The country’s oldest commercial lender Standard Chartered Bank Botswana has nearly quadrupled its profit, staging a strong comeback that will take a while until the bank fully recovers.
This week, Stanchart reported that pre-tax profit for the financial year ended December 2019 has surged by more than 240 percent, with the bank expecting gains of about P50 million. This means 2019 profit will be close to P70 million, higher than the P20 million registered in 2018 when the bank was just emerging from one of its toughest time since operating in Botswana.
Though the bank did not disclose yet what led to the massive increase in profit, it was already anticipated that the bank will end the year with improved earnings after delivering impressive set of results during the half year results. For the period of six months ended June 2019, Stanchart’s pre-tax profit was P33 million, up by 65 percent from 2018’s full year profit, which had kickstarted the bank’s return to profitability.
Stanchart, which has been operating in the country for 122 years has had a tough time in the last three years, falling from the list of the top three most profitable banks in the country. Trouble started in 2017 when Stanchart posted a P232 million loss, with the financial performance dragged by the closure of the BCL mines – one of the bank’s top clients.
The steep loss was in contrast to the P79.7 million profit made in 2016, which of course was also a sign of the bank’s declining bottom line performance – falling from the highs of P319.2 million made in 2014, before plunging to P47.4 million in 2015.
During the mounting losses, Stanchart’s explained that profits were falling due to constrained revenue growth, and a significant loan impairment charges and increase in costs. The subdued performance in the past three years was mainly caused by once-off impairments – a diamond and jewellery client in 2015, a mining client in 2016 and another diamond and jewellery client in 2017, said the bank.

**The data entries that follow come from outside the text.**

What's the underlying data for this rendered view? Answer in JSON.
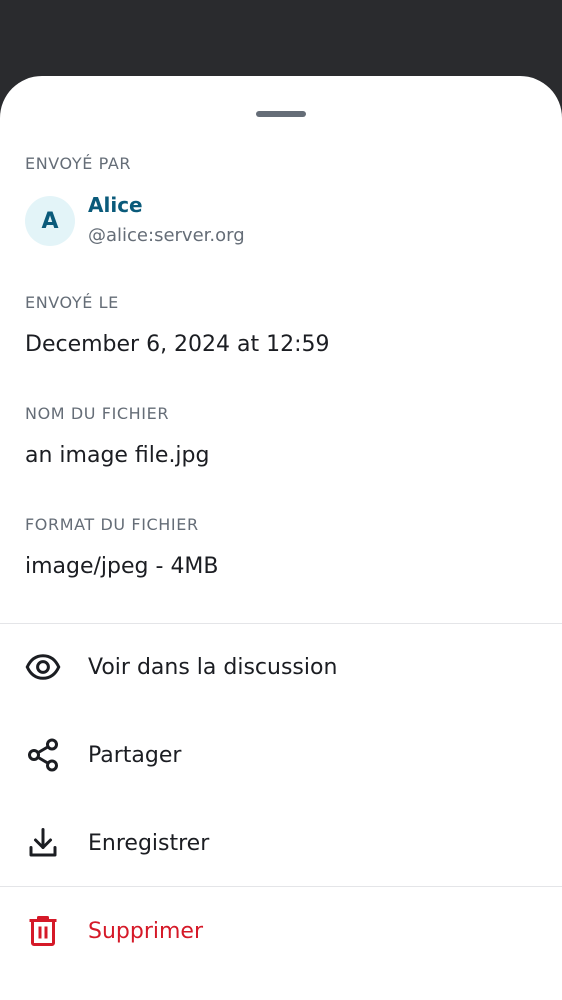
{
  "sheet": {
    "sent_by": {
      "label": "ENVOYÉ PAR",
      "avatar_letter": "A",
      "name": "Alice",
      "user_id": "@alice:server.org"
    },
    "sent_on": {
      "label": "ENVOYÉ LE",
      "value": "December 6, 2024 at 12:59"
    },
    "file_name": {
      "label": "NOM DU FICHIER",
      "value": "an image file.jpg"
    },
    "file_format": {
      "label": "FORMAT DU FICHIER",
      "value": "image/jpeg - 4MB"
    }
  },
  "actions": [
    {
      "label": "Voir dans la discussion",
      "icon": "eye-icon"
    },
    {
      "label": "Partager",
      "icon": "share-icon"
    },
    {
      "label": "Enregistrer",
      "icon": "download-icon"
    },
    {
      "label": "Supprimer",
      "icon": "trash-icon"
    }
  ],
  "colors": {
    "backdrop": "#2a2b2e",
    "accent": "#0a5a7a",
    "avatar_bg": "#e3f4f8",
    "secondary_text": "#656d77",
    "danger": "#d51928"
  }
}
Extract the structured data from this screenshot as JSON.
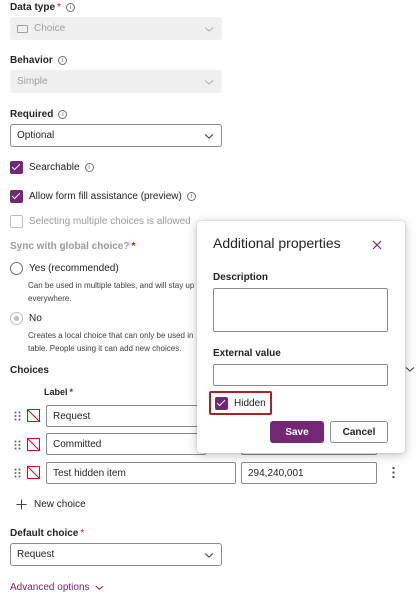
{
  "form": {
    "data_type": {
      "label": "Data type",
      "required_mark": "*",
      "value": "Choice"
    },
    "behavior": {
      "label": "Behavior",
      "value": "Simple"
    },
    "required": {
      "label": "Required",
      "value": "Optional"
    },
    "searchable": {
      "label": "Searchable",
      "checked": true
    },
    "form_fill": {
      "label": "Allow form fill assistance (preview)",
      "checked": true
    },
    "multiple": {
      "label": "Selecting multiple choices is allowed",
      "checked": false
    },
    "sync": {
      "label": "Sync with global choice?",
      "required_mark": "*",
      "yes_label": "Yes (recommended)",
      "yes_desc_line1": "Can be used in multiple tables, and will stay up",
      "yes_desc_line2": "everywhere.",
      "no_label": "No",
      "no_desc_line1": "Creates a local choice that can only be used in",
      "no_desc_line2": "table. People using it can add new choices."
    },
    "choices": {
      "title": "Choices",
      "label_header": "Label",
      "required_mark": "*",
      "items": [
        {
          "label": "Request",
          "value": ""
        },
        {
          "label": "Committed",
          "value": ""
        },
        {
          "label": "Test hidden item",
          "value": "294,240,001"
        }
      ],
      "new_choice_label": "New choice"
    },
    "default_choice": {
      "label": "Default choice",
      "required_mark": "*",
      "value": "Request"
    },
    "advanced_options": "Advanced options"
  },
  "panel": {
    "title": "Additional properties",
    "description_label": "Description",
    "description_value": "",
    "external_value_label": "External value",
    "external_value": "",
    "hidden_label": "Hidden",
    "hidden_checked": true,
    "save_label": "Save",
    "cancel_label": "Cancel"
  },
  "colors": {
    "accent": "#742774",
    "required": "#c50f1f",
    "highlight_border": "#a4262c"
  },
  "icons": [
    "info-icon",
    "chevron-down-icon",
    "choice-type-icon",
    "drag-handle-icon",
    "no-image-icon",
    "plus-icon",
    "more-icon",
    "close-icon",
    "checkmark-icon"
  ]
}
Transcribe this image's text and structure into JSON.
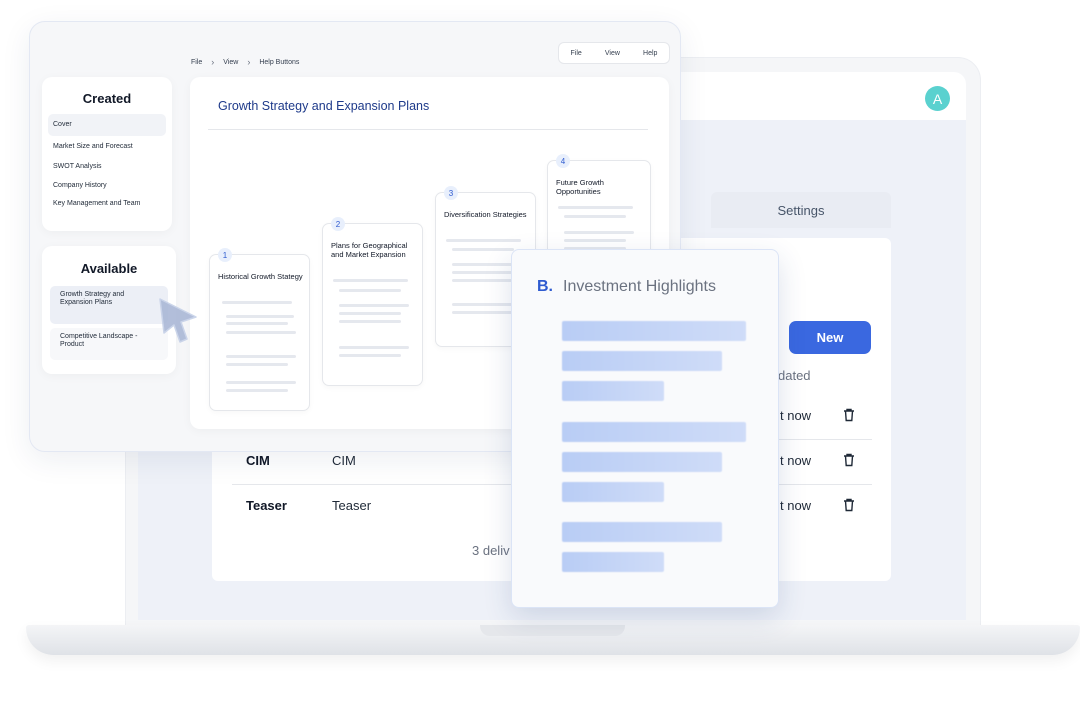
{
  "laptop": {
    "avatar_letter": "A",
    "settings_tab": "Settings",
    "new_button": "New",
    "updated_header_fragment": "dated",
    "rows": [
      {
        "name": "",
        "type": "",
        "time_fragment": "t now"
      },
      {
        "name": "CIM",
        "type": "CIM",
        "time_fragment": "t now"
      },
      {
        "name": "Teaser",
        "type": "Teaser",
        "time_fragment": "t now"
      }
    ],
    "footer_fragment": "3 deliv"
  },
  "app": {
    "breadcrumb": [
      "File",
      "View",
      "Help Buttons"
    ],
    "menu": [
      "File",
      "View",
      "Help"
    ],
    "created": {
      "title": "Created",
      "items": [
        "Cover",
        "Market Size and Forecast",
        "SWOT Analysis",
        "Company History",
        "Key Management and Team"
      ]
    },
    "available": {
      "title": "Available",
      "items": [
        "Growth Strategy and Expansion Plans",
        "Competitive Landscape - Product"
      ]
    },
    "document": {
      "title": "Growth Strategy and Expansion Plans",
      "steps": [
        {
          "num": "1",
          "label": "Historical Growth Stategy"
        },
        {
          "num": "2",
          "label": "Plans for Geographical and Market Expansion"
        },
        {
          "num": "3",
          "label": "Diversification Strategies"
        },
        {
          "num": "4",
          "label": "Future Growth Opportunities"
        }
      ]
    }
  },
  "highlights": {
    "prefix": "B.",
    "title": "Investment Highlights"
  },
  "colors": {
    "accent": "#3a68e0",
    "avatar": "#5ad1cf",
    "title_blue": "#1e3a8a"
  }
}
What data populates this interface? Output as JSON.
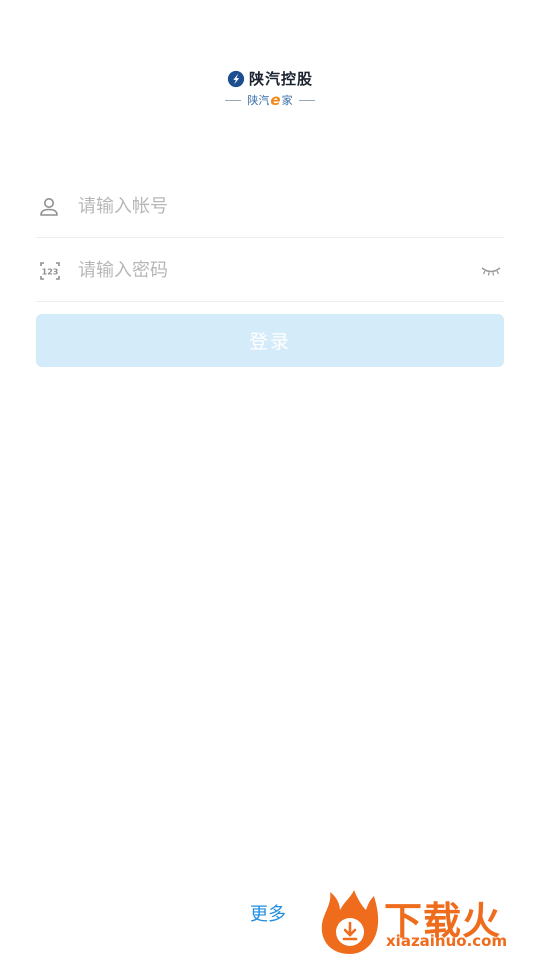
{
  "logo": {
    "title": "陕汽控股",
    "subtitle_prefix": "陕汽",
    "subtitle_e": "e",
    "subtitle_suffix": "家",
    "brand_color": "#1c2430",
    "accent_color": "#f08a1c"
  },
  "form": {
    "account_placeholder": "请输入帐号",
    "password_placeholder": "请输入密码",
    "account_icon": "user-icon",
    "password_icon": "numeric-keyboard-icon",
    "password_toggle_icon": "eye-closed-icon",
    "login_label": "登录",
    "login_button_color": "#d4ebfa"
  },
  "footer": {
    "more_label": "更多",
    "link_color": "#1f8ee2"
  },
  "watermark": {
    "title": "下载火",
    "subtitle": "xiazaihuo.com"
  }
}
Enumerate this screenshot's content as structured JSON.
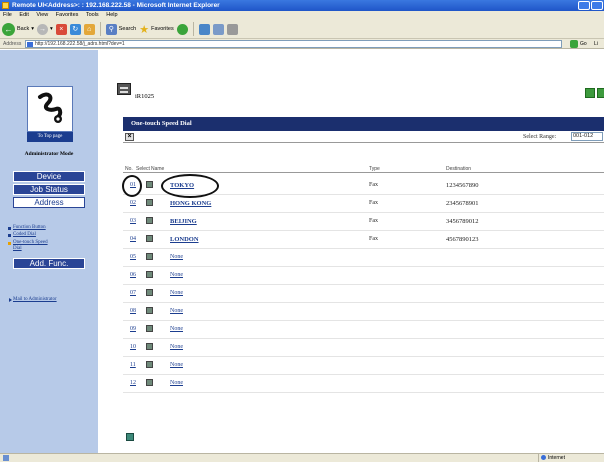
{
  "window": {
    "title": "Remote UI<Address>: : 192.168.222.58 - Microsoft Internet Explorer"
  },
  "menu": [
    "File",
    "Edit",
    "View",
    "Favorites",
    "Tools",
    "Help"
  ],
  "toolbar": {
    "back_label": "Back",
    "search_label": "Search",
    "favorites_label": "Favorites"
  },
  "addressbar": {
    "label": "Address",
    "url": "http://192.168.222.58/j_adrs.html?dev=1",
    "go_label": "Go",
    "links_label": "Li"
  },
  "sidebar": {
    "top_page_label": "To Top page",
    "mode_label": "Administrator Mode",
    "nav": [
      {
        "label": "Device"
      },
      {
        "label": "Job Status"
      },
      {
        "label": "Address"
      }
    ],
    "sub_items": [
      {
        "label": "Function Button"
      },
      {
        "label": "Coded Dial"
      },
      {
        "label": "One-touch Speed Dial"
      }
    ],
    "add_func_label": "Add. Func.",
    "mail_label": "Mail to Administrator"
  },
  "main": {
    "device_name": "iR1025",
    "panel_title": "One-touch Speed Dial",
    "range_label": "Select Range:",
    "range_value": "001-012",
    "columns": {
      "no": "No.",
      "select": "Select",
      "name": "Name",
      "type": "Type",
      "destination": "Destination"
    },
    "rows": [
      {
        "no": "01",
        "name": "TOKYO",
        "type": "Fax",
        "destination": "1234567890"
      },
      {
        "no": "02",
        "name": "HONG KONG",
        "type": "Fax",
        "destination": "2345678901"
      },
      {
        "no": "03",
        "name": "BEIJING",
        "type": "Fax",
        "destination": "3456789012"
      },
      {
        "no": "04",
        "name": "LONDON",
        "type": "Fax",
        "destination": "4567890123"
      },
      {
        "no": "05",
        "name": "None",
        "type": "",
        "destination": ""
      },
      {
        "no": "06",
        "name": "None",
        "type": "",
        "destination": ""
      },
      {
        "no": "07",
        "name": "None",
        "type": "",
        "destination": ""
      },
      {
        "no": "08",
        "name": "None",
        "type": "",
        "destination": ""
      },
      {
        "no": "09",
        "name": "None",
        "type": "",
        "destination": ""
      },
      {
        "no": "10",
        "name": "None",
        "type": "",
        "destination": ""
      },
      {
        "no": "11",
        "name": "None",
        "type": "",
        "destination": ""
      },
      {
        "no": "12",
        "name": "None",
        "type": "",
        "destination": ""
      }
    ]
  },
  "statusbar": {
    "zone_label": "Internet"
  }
}
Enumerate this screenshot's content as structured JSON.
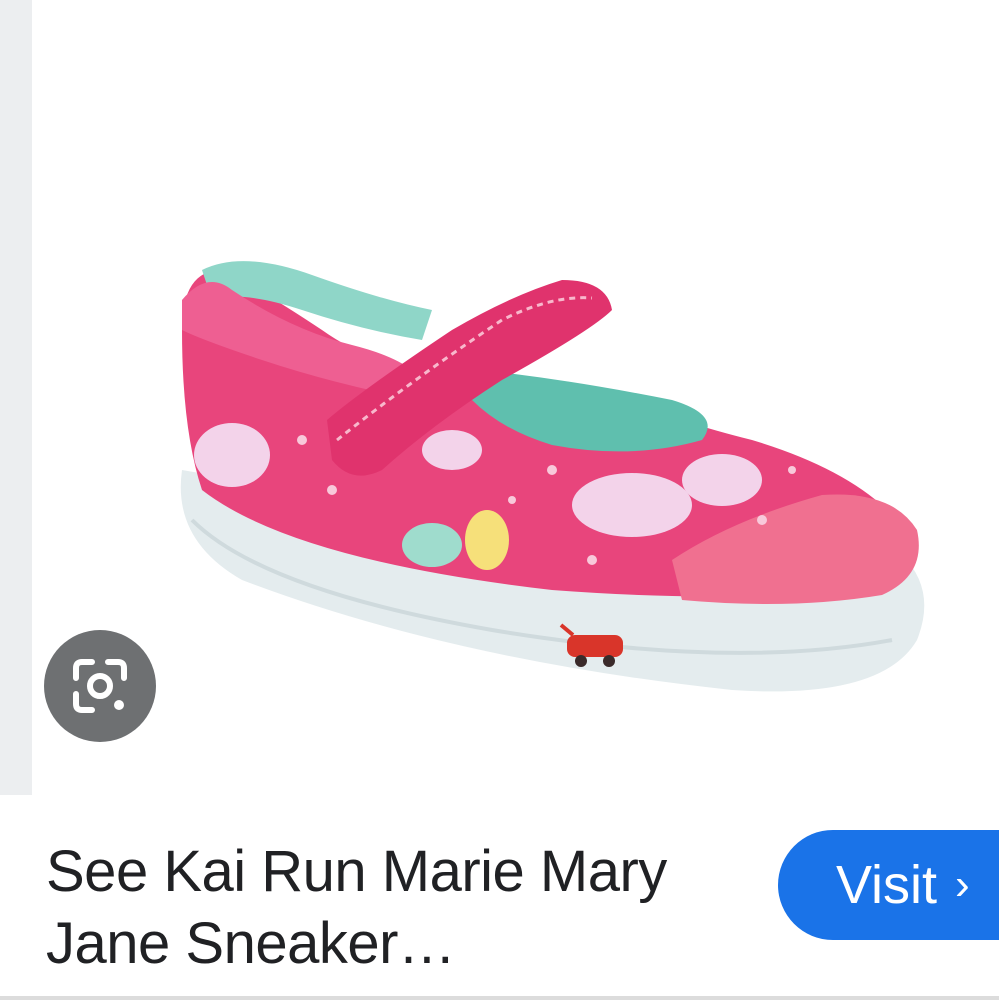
{
  "product": {
    "title_line1": "See Kai Run Marie Mary",
    "title_line2": "Jane Sneaker…",
    "image_alt": "pink mary jane sneaker"
  },
  "actions": {
    "visit_label": "Visit",
    "visit_icon": "chevron-right-icon",
    "lens_icon": "google-lens-icon"
  },
  "colors": {
    "accent": "#1a73e8",
    "lens_bg": "#6e7072",
    "shoe_pink": "#e8457c",
    "shoe_lining": "#8fd6c8",
    "sole": "#e6eef0"
  }
}
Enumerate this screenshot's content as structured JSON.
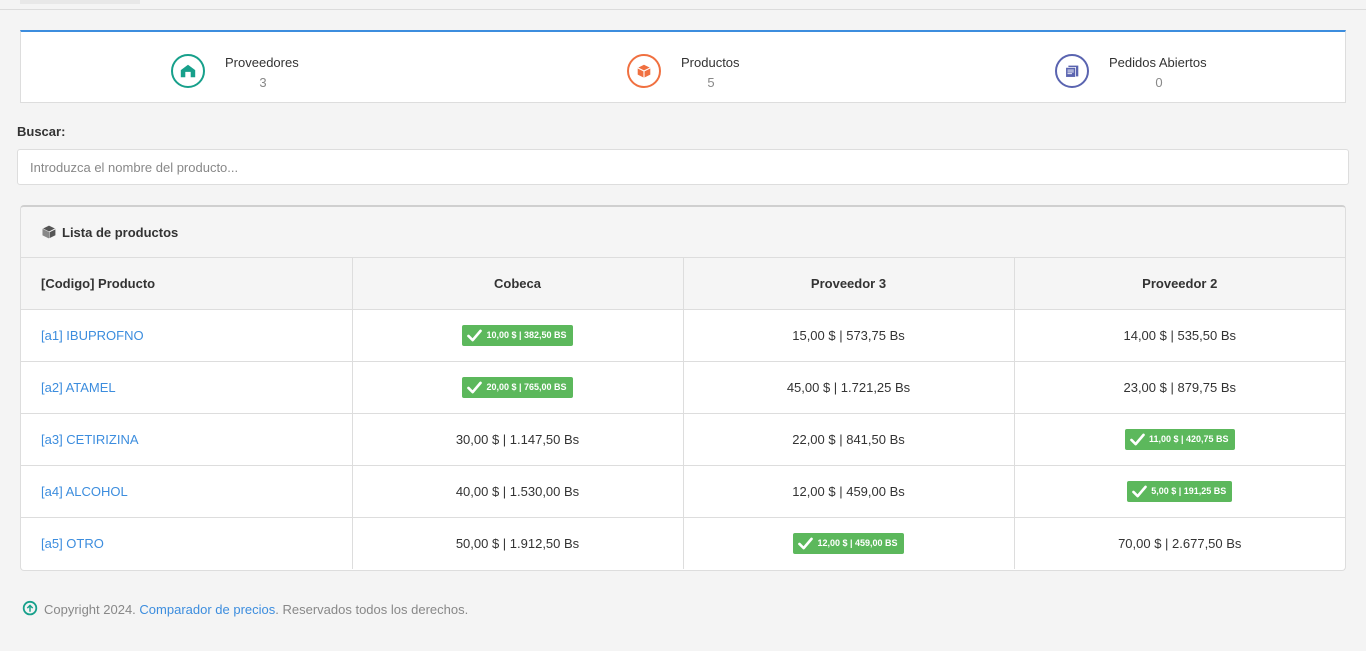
{
  "stats": {
    "suppliers": {
      "label": "Proveedores",
      "value": "3",
      "icon": "warehouse-icon",
      "color": "#17a08b"
    },
    "products": {
      "label": "Productos",
      "value": "5",
      "icon": "box-icon",
      "color": "#f07040"
    },
    "orders": {
      "label": "Pedidos Abiertos",
      "value": "0",
      "icon": "orders-icon",
      "color": "#5a64b0"
    }
  },
  "search": {
    "label": "Buscar:",
    "placeholder": "Introduzca el nombre del producto..."
  },
  "panel": {
    "title": "Lista de productos",
    "columns": [
      "[Codigo] Producto",
      "Cobeca",
      "Proveedor 3",
      "Proveedor 2"
    ],
    "rows": [
      {
        "product": "[a1] IBUPROFNO",
        "prices": [
          "10,00 $ | 382,50 BS",
          "15,00 $ | 573,75 Bs",
          "14,00 $ | 535,50 Bs"
        ],
        "best_index": 0
      },
      {
        "product": "[a2] ATAMEL",
        "prices": [
          "20,00 $ | 765,00 BS",
          "45,00 $ | 1.721,25 Bs",
          "23,00 $ | 879,75 Bs"
        ],
        "best_index": 0
      },
      {
        "product": "[a3] CETIRIZINA",
        "prices": [
          "30,00 $ | 1.147,50 Bs",
          "22,00 $ | 841,50 Bs",
          "11,00 $ | 420,75 BS"
        ],
        "best_index": 2
      },
      {
        "product": "[a4] ALCOHOL",
        "prices": [
          "40,00 $ | 1.530,00 Bs",
          "12,00 $ | 459,00 Bs",
          "5,00 $ | 191,25 BS"
        ],
        "best_index": 2
      },
      {
        "product": "[a5] OTRO",
        "prices": [
          "50,00 $ | 1.912,50 Bs",
          "12,00 $ | 459,00 BS",
          "70,00 $ | 2.677,50 Bs"
        ],
        "best_index": 1
      }
    ],
    "best_color": "#5cb85c"
  },
  "footer": {
    "prefix": "Copyright 2024.",
    "link": "Comparador de precios",
    "suffix": ". Reservados todos los derechos."
  }
}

Besides a top down change in management, Stanchart has since reduced its exposure in certain categories of its portfolio, particularly mining, and has also tightened its risk appetite. The effects of these became evident in the bank’s half year results for the period ending June 2018, when bank declared a profit after tax of P22.7 million.
As one of the oldest members of the Botswana Stock Exchange, the once valuable stock has been dumped by investors who were rattled by the disappointing financials, and the stock has now become a perennial loser. The share price has since fallen from the highs of P15 to the current P1.67, and though the bank has returned to profitability, the investors remain unconvinced as the stock price remains stubbornly low.